_Dataset rows describing interfaces:_
=== Begin Enclosure ===
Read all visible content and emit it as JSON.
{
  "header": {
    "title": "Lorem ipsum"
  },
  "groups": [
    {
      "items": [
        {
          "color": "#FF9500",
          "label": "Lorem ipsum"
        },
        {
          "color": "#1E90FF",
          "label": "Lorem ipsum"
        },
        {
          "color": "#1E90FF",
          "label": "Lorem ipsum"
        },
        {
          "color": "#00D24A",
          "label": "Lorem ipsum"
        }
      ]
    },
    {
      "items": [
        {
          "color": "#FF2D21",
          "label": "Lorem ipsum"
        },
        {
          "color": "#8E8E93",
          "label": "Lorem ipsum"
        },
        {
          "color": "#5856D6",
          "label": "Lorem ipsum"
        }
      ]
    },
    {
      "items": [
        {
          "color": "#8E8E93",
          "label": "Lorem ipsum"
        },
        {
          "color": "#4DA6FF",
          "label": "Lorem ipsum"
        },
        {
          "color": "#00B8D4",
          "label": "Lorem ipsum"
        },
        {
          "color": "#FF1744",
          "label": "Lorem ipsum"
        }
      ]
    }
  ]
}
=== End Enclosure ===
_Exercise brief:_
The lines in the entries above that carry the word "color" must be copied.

_Task solution:_
          "color": "#FF9500",
          "color": "#1E90FF",
          "color": "#1E90FF",
          "color": "#00D24A",
          "color": "#FF2D21",
          "color": "#8E8E93",
          "color": "#5856D6",
          "color": "#8E8E93",
          "color": "#4DA6FF",
          "color": "#00B8D4",
          "color": "#FF1744",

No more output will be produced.